Normally I do not use this column to promote commercial products. But these delightful books (starting with Gags and Giggles from A-Z, and Slithery Squirmy Jokes, which supplied the questions above) seem so useful and entertaining that I am departing from the usual column. I can see a family having fun for weeks with these books, each of which cost less than a single movie ticket or rental. And the books will be around, long after you’ve forgotten all or most of a movie.

If you’ve read this far, you don’t have to be convinced of the importance of families reading together. This, incidentally, can continue into teenage years.

Our family read classic mystery or adventure books, like Tom Sawyer, Kidnapped, or one of the Harry Potter books a few times a week, until our youngsters were 13 or 14. Sometimes the adults picked the books, sometimes the kids did it. We spent 10-15 minutes and passed the book around: each of us reading a page or two. If we want youngsters to value reading, we won’t just talk about it…we’ll do it

This of course is NOT instead of working and playing on a computer, which many kids and adults love. Reading together can, and I think SHOULD be a part of what families do. Adults will need to take the lead on this, Youngsters almost never will initiate a family reading time.

Sometimes there will be resistance. But it the time is relatively brief (10-15 minutes), the books are entertaining, and the youngsters are allowed to help select the books, it can and will work.

So I leave you with a few questions: Why don’t bananas get lonely? (They go around in bunches). What appears once in a second, twice in a week, and once in a year? (the letter E). What’s a bunny’s favorite music? (hip-hop). These, and other dumb but entertaining questions from Diane Namm can be part of your family’s reading time.

Joe Nathan, jnathan@umn.edu, directs the Center for School Change at the University of Minnesota’s Humphrey Institute.

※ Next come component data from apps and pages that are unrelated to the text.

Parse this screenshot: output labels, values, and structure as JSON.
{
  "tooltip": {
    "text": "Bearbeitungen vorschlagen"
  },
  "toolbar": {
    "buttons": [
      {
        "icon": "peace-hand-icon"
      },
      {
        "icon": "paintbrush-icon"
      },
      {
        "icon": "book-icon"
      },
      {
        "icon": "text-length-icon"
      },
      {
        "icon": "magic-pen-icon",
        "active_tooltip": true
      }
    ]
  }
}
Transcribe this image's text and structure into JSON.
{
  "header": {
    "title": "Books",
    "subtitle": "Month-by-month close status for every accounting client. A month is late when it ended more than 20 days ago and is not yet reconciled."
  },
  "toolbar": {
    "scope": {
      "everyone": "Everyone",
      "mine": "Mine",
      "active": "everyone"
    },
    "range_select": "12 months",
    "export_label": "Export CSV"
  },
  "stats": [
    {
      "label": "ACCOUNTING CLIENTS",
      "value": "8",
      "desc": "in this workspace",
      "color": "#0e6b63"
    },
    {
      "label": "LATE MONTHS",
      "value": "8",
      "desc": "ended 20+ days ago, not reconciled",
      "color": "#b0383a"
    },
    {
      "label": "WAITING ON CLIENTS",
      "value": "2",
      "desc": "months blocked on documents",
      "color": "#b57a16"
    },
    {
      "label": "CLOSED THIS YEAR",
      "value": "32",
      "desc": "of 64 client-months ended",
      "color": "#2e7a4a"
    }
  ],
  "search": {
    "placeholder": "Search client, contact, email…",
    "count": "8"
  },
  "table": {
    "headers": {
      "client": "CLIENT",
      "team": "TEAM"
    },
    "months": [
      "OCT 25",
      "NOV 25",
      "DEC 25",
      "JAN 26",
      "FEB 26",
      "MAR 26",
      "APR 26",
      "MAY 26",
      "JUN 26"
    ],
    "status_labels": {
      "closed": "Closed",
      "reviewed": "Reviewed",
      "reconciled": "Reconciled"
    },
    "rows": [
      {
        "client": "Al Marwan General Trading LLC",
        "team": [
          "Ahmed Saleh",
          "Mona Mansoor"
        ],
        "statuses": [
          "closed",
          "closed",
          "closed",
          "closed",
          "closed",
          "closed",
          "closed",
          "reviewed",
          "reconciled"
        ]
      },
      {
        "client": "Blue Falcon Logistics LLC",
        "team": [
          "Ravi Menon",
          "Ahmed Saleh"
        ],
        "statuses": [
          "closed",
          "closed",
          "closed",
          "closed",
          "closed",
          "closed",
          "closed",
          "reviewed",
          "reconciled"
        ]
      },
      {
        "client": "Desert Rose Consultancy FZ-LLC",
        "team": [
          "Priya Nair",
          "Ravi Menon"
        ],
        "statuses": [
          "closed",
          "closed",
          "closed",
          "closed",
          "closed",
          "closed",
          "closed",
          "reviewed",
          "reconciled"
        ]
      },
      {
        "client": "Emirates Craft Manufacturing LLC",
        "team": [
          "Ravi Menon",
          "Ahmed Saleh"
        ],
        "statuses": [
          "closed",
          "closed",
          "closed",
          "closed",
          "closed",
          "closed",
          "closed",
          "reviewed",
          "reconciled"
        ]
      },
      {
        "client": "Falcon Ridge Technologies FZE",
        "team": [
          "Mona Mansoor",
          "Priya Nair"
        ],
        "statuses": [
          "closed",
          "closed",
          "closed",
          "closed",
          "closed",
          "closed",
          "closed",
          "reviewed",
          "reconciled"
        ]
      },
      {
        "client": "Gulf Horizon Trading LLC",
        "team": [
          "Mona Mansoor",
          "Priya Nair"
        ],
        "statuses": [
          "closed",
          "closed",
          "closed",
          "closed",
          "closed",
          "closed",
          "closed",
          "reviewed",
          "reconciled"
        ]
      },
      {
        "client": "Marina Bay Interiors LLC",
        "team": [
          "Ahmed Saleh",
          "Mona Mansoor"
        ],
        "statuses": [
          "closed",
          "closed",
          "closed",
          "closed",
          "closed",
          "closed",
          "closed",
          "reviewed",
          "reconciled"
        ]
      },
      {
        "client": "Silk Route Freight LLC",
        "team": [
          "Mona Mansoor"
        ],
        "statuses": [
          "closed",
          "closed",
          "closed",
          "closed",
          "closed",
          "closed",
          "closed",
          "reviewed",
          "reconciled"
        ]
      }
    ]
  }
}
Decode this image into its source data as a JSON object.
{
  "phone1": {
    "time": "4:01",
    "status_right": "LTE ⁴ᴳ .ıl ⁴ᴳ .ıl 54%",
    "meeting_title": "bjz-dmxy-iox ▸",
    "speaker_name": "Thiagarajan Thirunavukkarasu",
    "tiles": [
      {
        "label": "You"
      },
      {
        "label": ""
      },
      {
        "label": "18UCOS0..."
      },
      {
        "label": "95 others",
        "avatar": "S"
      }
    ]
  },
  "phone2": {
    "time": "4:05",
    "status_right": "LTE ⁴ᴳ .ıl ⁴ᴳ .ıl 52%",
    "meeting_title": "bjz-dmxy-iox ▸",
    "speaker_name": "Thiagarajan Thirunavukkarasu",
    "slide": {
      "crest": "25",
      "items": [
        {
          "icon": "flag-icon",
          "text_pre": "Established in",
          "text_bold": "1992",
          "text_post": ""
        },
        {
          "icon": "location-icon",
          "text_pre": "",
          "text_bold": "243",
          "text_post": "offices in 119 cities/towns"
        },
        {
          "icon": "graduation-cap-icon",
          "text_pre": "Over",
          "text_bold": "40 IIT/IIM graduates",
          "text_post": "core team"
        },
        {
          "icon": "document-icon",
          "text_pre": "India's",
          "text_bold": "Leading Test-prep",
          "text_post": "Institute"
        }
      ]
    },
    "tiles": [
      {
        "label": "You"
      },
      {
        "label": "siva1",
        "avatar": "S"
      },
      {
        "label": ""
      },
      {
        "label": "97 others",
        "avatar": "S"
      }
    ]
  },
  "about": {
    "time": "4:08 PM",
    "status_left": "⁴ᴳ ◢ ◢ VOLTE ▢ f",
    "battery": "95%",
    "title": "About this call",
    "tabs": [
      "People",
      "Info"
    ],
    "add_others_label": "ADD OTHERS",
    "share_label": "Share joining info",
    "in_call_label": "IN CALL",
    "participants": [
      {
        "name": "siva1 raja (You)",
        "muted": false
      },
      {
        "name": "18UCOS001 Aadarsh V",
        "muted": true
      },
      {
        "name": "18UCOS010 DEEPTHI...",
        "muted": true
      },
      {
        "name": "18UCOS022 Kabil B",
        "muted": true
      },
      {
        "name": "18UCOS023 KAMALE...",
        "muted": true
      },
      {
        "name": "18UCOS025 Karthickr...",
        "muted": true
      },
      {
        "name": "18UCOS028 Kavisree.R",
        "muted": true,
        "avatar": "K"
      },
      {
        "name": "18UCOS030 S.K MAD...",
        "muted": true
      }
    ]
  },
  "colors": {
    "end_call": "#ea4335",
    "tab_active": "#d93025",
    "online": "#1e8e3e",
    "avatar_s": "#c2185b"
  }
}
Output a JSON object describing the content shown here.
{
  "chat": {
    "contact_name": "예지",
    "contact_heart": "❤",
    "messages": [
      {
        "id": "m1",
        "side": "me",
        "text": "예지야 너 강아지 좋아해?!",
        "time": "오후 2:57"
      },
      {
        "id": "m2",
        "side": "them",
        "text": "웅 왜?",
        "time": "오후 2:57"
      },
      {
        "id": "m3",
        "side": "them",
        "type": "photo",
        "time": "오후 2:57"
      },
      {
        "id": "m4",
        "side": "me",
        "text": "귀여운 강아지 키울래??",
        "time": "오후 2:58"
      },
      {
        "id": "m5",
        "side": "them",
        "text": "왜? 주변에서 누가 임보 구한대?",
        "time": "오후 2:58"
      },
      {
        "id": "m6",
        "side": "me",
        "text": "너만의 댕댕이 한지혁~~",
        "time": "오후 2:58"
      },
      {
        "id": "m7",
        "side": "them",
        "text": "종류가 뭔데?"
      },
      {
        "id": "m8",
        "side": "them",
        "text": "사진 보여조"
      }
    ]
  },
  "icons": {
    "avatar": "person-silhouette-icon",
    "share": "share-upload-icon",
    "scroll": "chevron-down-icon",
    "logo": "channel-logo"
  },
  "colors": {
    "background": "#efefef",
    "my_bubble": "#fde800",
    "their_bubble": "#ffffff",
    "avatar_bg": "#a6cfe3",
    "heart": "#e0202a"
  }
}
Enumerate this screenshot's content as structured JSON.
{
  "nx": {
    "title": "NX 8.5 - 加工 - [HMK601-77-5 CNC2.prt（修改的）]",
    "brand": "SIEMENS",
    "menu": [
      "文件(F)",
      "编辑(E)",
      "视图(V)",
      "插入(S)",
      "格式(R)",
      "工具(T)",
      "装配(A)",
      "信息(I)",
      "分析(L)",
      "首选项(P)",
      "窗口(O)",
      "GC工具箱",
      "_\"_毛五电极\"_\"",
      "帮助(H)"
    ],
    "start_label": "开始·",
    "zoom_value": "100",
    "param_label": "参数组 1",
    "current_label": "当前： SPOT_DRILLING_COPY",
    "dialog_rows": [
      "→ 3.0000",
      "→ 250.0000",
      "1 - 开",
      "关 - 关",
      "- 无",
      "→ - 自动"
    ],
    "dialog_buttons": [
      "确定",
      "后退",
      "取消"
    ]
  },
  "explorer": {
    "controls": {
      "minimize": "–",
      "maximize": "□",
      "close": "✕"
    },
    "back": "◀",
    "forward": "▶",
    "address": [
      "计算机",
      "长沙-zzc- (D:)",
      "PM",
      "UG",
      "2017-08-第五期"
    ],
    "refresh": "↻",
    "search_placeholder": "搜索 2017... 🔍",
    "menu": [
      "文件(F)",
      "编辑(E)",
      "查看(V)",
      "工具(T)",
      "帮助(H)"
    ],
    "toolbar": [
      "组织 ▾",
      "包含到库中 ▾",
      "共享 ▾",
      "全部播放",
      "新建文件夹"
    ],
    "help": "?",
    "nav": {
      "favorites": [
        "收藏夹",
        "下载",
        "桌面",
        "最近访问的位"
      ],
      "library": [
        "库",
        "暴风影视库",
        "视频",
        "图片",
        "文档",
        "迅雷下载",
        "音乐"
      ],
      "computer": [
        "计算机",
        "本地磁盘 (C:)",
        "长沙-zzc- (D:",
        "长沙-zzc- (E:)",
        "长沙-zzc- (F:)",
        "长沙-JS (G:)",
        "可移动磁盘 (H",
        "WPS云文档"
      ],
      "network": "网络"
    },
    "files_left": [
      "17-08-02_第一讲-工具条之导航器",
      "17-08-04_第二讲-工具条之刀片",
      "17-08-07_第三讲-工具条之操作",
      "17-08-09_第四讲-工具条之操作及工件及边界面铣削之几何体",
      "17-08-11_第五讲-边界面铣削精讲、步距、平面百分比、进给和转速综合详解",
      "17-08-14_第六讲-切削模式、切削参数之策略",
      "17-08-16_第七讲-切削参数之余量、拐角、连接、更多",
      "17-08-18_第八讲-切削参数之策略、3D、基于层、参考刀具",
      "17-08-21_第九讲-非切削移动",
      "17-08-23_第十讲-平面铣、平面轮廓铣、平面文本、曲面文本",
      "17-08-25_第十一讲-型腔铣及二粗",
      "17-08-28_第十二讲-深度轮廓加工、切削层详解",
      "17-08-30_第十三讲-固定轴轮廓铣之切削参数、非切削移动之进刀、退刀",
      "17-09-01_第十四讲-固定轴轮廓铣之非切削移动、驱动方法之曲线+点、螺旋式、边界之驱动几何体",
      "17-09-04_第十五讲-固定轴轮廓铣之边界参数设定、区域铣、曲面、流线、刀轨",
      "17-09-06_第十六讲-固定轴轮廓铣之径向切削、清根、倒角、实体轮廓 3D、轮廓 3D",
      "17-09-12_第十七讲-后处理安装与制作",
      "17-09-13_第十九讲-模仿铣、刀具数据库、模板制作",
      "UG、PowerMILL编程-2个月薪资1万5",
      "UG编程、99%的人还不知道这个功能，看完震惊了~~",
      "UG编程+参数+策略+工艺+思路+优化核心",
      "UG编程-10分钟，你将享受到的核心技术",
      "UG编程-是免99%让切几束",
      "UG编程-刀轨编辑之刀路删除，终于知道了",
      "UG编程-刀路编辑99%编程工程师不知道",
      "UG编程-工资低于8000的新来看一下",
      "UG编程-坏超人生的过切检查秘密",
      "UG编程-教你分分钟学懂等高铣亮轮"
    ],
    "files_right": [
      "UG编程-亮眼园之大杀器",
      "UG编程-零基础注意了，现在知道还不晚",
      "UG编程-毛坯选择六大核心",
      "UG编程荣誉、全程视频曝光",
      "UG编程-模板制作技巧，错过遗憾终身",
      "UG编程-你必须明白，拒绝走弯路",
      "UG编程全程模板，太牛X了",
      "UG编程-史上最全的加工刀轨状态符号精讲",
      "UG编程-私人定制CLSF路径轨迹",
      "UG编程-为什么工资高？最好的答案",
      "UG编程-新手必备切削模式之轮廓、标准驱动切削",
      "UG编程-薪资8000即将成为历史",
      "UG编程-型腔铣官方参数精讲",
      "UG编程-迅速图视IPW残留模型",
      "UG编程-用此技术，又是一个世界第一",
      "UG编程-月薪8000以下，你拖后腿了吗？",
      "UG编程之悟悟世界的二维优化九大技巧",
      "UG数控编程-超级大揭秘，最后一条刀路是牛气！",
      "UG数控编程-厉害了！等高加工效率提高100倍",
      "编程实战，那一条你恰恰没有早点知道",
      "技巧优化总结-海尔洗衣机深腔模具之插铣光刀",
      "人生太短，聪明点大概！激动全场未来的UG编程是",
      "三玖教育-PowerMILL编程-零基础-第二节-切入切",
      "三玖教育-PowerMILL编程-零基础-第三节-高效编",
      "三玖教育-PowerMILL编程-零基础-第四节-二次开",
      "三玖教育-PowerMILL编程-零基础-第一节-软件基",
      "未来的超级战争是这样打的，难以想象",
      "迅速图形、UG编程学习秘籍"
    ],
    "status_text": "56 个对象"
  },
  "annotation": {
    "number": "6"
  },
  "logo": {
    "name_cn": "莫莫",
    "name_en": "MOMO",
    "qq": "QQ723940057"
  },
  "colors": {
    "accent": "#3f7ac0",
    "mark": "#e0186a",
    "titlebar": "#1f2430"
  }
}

He has been an urban public school teacher and administrator.